- **ABOUT THIS TASK**
Taking the records line by line, how many lines contain the word "ДОБАВИТЬ"? Answer with the number only.
MATERIAL PROVIDED Block Start
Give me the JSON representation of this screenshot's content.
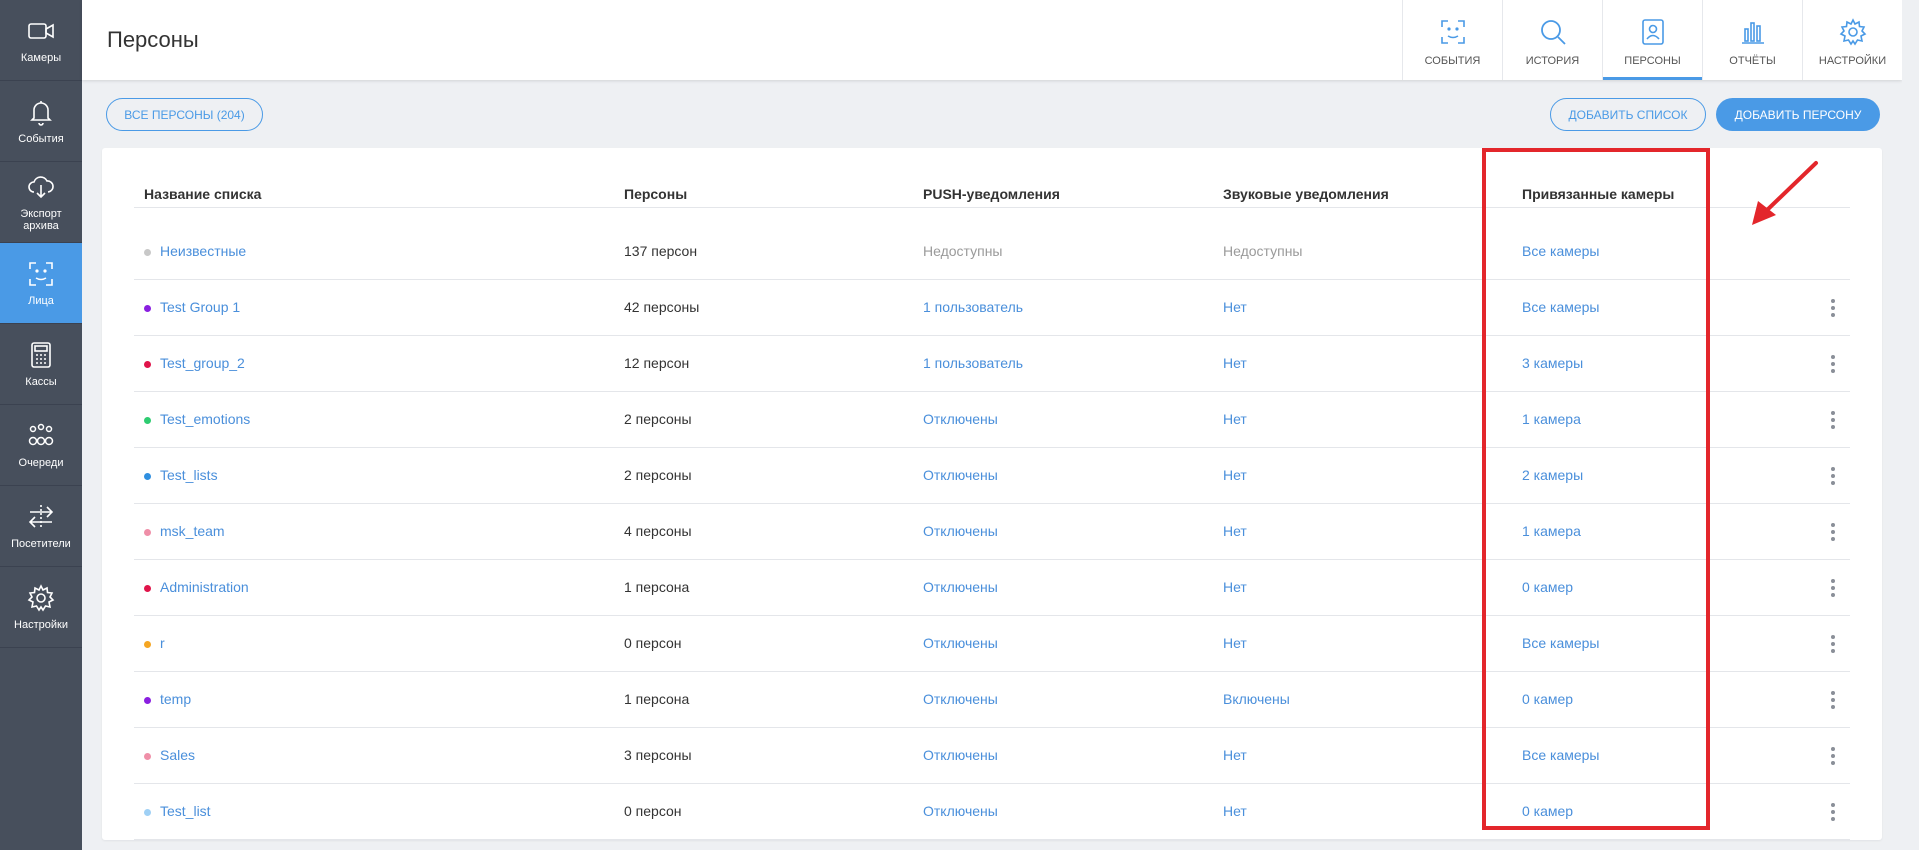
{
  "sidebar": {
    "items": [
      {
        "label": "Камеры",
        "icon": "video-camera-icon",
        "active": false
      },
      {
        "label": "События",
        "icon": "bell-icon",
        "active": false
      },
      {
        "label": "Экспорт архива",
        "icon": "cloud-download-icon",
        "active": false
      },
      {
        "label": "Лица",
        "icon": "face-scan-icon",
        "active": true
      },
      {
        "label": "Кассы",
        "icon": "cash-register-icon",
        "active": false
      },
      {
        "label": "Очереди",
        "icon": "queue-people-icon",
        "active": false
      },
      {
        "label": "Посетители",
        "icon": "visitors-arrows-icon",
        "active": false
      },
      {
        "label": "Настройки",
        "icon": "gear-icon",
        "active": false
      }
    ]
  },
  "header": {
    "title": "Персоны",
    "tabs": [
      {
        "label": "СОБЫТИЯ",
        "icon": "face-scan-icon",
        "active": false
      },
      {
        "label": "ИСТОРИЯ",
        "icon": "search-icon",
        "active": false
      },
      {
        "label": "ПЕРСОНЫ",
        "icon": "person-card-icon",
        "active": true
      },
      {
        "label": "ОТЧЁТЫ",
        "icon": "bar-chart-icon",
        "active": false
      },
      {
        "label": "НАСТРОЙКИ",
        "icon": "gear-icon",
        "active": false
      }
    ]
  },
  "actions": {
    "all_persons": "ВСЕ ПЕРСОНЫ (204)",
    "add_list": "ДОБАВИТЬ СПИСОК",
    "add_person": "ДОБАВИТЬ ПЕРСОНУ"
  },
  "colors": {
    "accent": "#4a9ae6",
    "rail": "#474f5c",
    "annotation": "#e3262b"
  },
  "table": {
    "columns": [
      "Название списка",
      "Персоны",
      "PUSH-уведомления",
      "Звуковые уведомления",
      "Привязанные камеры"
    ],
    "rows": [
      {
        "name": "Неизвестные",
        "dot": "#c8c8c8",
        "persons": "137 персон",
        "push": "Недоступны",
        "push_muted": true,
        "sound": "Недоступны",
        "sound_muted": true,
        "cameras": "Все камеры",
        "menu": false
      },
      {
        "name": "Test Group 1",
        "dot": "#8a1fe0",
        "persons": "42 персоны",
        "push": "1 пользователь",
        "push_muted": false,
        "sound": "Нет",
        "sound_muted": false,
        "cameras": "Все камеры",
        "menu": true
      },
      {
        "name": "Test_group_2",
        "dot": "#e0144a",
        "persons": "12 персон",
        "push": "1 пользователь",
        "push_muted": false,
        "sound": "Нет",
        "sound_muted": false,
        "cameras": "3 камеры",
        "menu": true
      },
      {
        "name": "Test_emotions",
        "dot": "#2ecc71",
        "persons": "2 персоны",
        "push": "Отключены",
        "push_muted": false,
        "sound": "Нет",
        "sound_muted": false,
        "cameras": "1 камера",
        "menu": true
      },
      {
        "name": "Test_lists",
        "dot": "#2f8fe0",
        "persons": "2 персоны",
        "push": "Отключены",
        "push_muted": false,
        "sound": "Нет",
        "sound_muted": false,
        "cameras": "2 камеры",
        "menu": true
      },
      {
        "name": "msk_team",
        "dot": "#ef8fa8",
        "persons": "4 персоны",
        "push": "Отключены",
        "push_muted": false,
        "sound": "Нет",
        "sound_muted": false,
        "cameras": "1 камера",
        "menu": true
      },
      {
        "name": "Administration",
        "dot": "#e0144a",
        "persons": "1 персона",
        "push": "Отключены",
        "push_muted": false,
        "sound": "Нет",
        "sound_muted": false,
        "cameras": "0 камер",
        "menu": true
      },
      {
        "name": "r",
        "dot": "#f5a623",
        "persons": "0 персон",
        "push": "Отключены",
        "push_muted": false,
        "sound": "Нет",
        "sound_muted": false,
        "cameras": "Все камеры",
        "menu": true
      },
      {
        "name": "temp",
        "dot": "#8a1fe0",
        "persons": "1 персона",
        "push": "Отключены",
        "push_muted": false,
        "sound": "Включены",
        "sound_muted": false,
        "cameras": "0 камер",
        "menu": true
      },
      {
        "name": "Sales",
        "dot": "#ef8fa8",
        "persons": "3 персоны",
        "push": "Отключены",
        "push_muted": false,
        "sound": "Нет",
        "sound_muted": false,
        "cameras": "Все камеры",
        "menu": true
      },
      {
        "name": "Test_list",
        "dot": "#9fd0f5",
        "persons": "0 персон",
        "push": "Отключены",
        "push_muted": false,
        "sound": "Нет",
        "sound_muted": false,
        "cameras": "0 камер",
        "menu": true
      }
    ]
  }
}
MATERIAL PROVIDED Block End
- **RESPONSE BOX**
2